During the company’s first quarter financial results, Regeneron provided an update on how it is working to provide a treatment against COVID-19.
Previously, Regeneron and Sanofi had advanced an existing treatment, Kevzara (sarilumab), into Phase III clinical trials against the novel coronavirus.
However, separately from this, Regeneron had also developed an antibody cocktail, known as REGN-COV2, and the company stated that it has plans to initiate a clinical trial in June of this year, followed by the scaling up of manufacture to allow hundreds of thousands of doses to be available by August 2020.
In order to achieve these numbers, George Yancopoulos, CSO of Regeneron, said in an investor call that “we have made a huge commitment to enable our entire upstate New York manufacturing facility to be devoted to this effort, which on its own could supply hundreds of thousands, if not more over the course of time – maybe even in the order of a million or so doses per month.”

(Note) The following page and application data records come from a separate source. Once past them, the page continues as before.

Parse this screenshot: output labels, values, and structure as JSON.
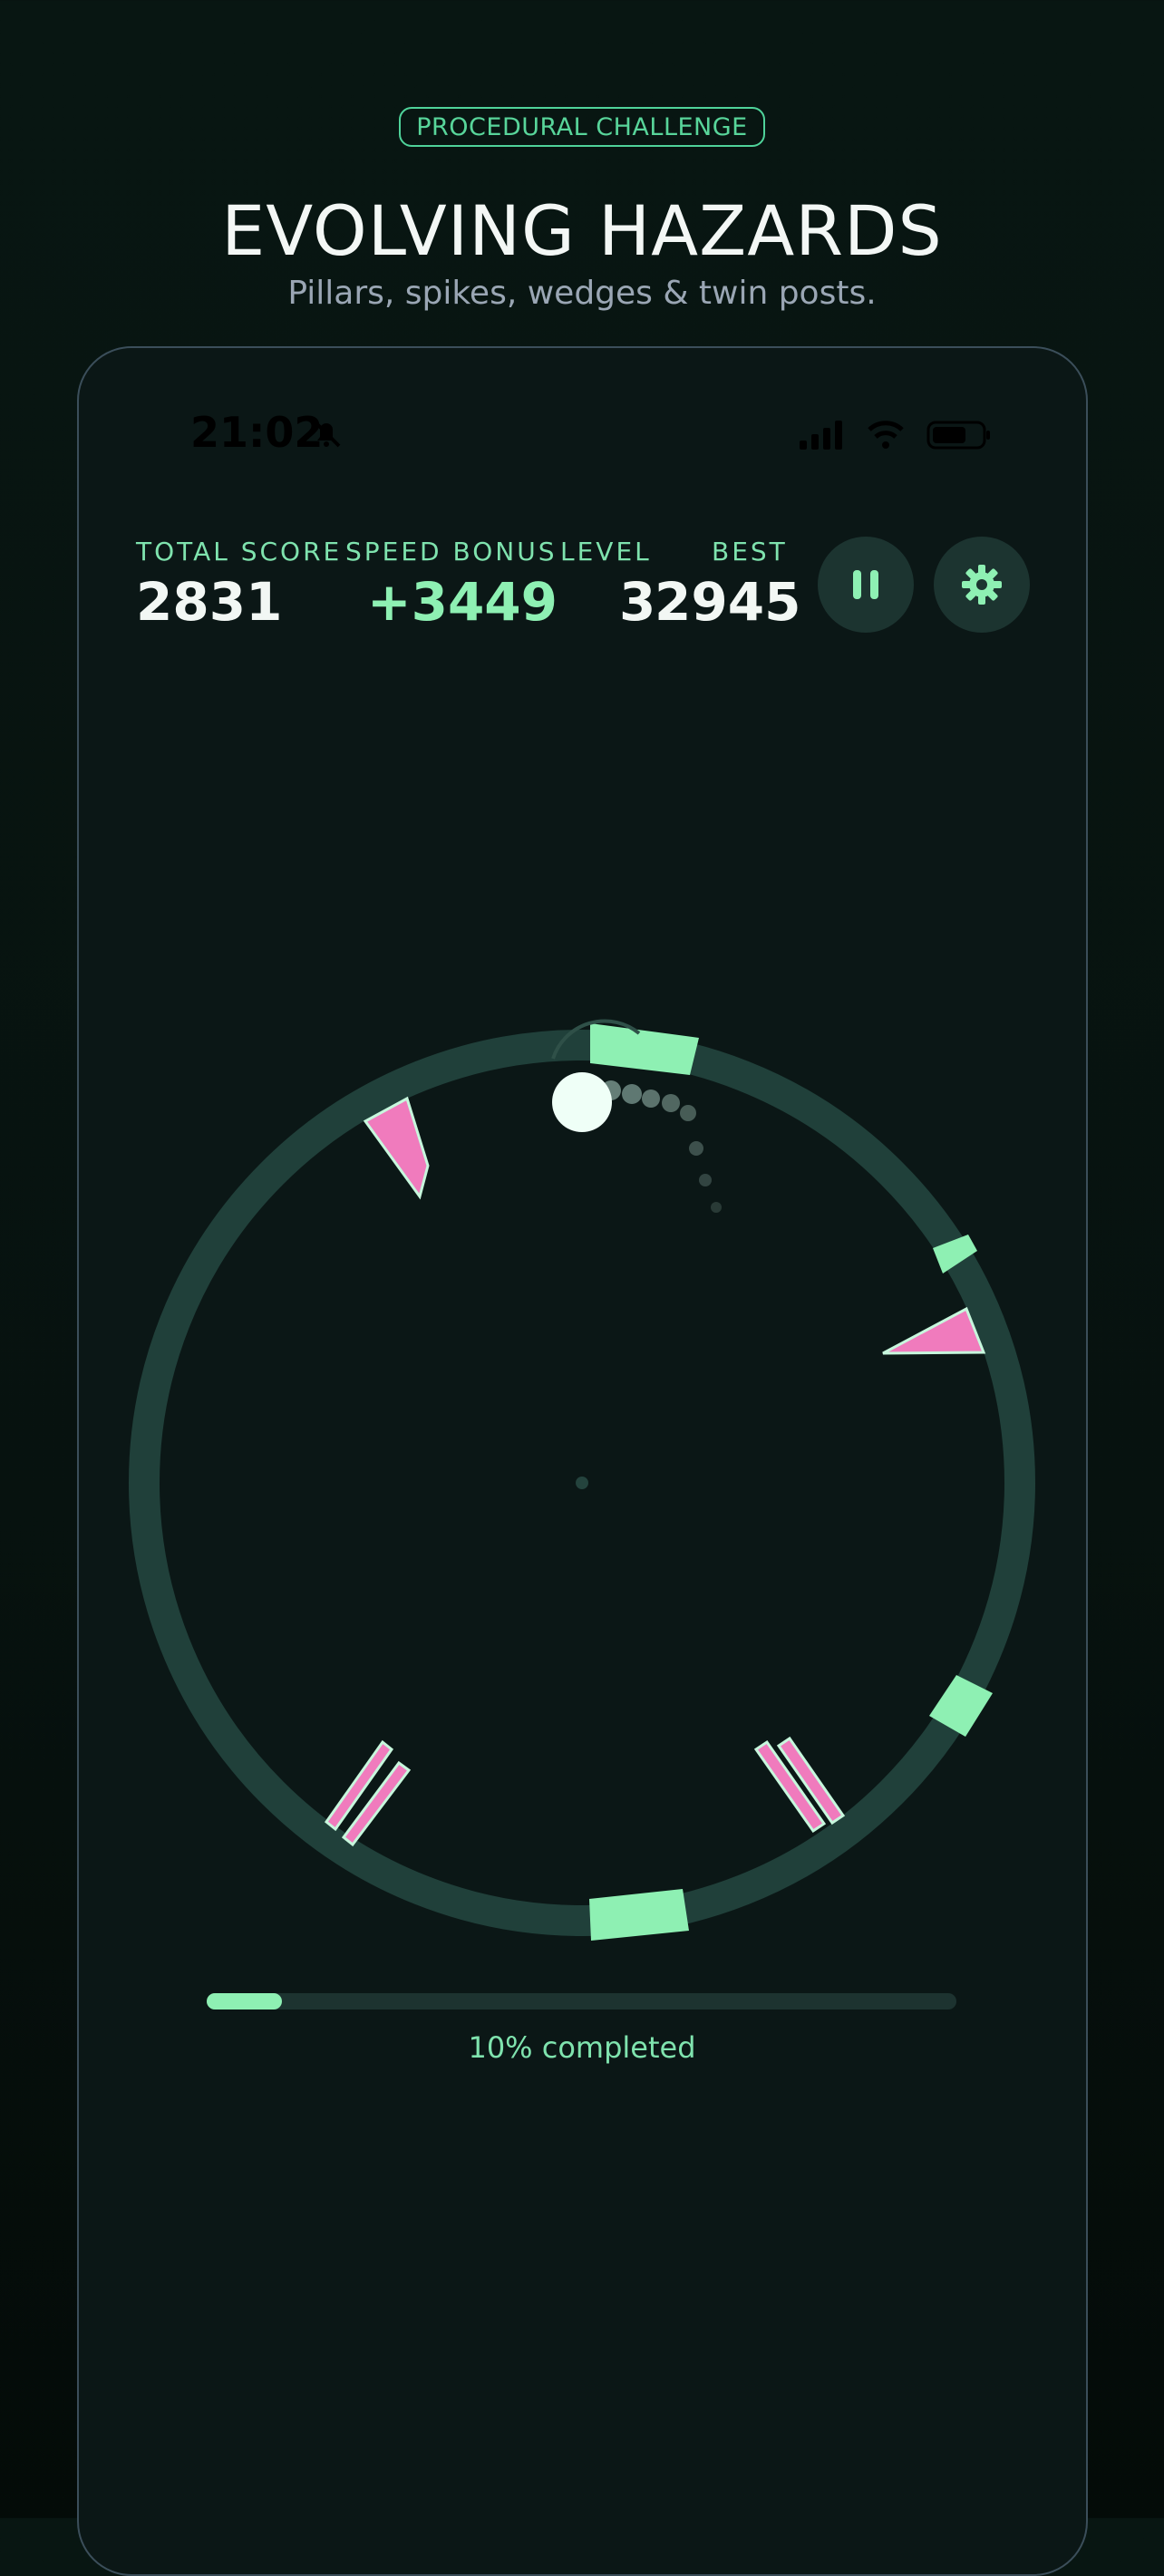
{
  "header": {
    "badge": "PROCEDURAL CHALLENGE",
    "title": "EVOLVING HAZARDS",
    "subtitle": "Pillars, spikes, wedges & twin posts."
  },
  "status_bar": {
    "time": "21:02",
    "icons": [
      "bell-off-icon",
      "signal-icon",
      "wifi-icon",
      "battery-icon"
    ]
  },
  "hud": {
    "total_score_label": "TOTAL SCORE",
    "total_score": "2831",
    "speed_bonus_label": "SPEED BONUS",
    "speed_bonus": "+3449",
    "level_label": "LEVEL",
    "level": "3",
    "best_label": "BEST",
    "best": "2945",
    "pause_icon": "pause-icon",
    "settings_icon": "gear-icon"
  },
  "game": {
    "ring_color": "#20403a",
    "safe_color": "#8ef0b3",
    "hazard_color": "#f07bbd",
    "ball_color": "#effff7"
  },
  "progress": {
    "fraction": 0.1,
    "label": "10% completed"
  }
}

In terms of how quickly this scale up could occur, Leonard Schleifer, CEO of Regeneron, noted that the company will potentially have ‘a couple of hundred thousand doses’ by the end of the summer from its US facility.
Schleifer explained that should the cocktail prove to be successful in clinical trials then the company has already received enquiries from other companies about partnering on the manufacture of the treatment, as has been seen in the development of capacity for potential vaccines.
“That’s what probably will need to be done,” he added, in order to meet demand for the treatment.
In terms of the timeline of the treatment itself, Yancopoulos said that the company hopes to be able to see within one or two months whether the treatment is working, after the initiation of the trials.
Regeneron utilized its VelociSuite platform for the development of the cocktail that it previously used to develop its triple antibody treatment for the Ebola virus – recently provided US Food and Drug Administration (FDA) priority review, after trials showed that the cocktail met a superiority threshold on preventing death compared to standard of care.
Regeneron has selected two antibody cocktails from those discovered by the platform, with one acting as a lead and another as backup.
Yancopoulos outlined that the hope for a potential treatment is to prevent infection in those at risk, as well as acting as a treatment for those already infected and symptomatic.
The company also provided an update on the potential use of Kevzara as a treatment, noting that trials in China did not report a major benefit for severe patients. However, Yancopoulos noted that a separate Phase II trial indicated certain benefits in those patients deemed critical.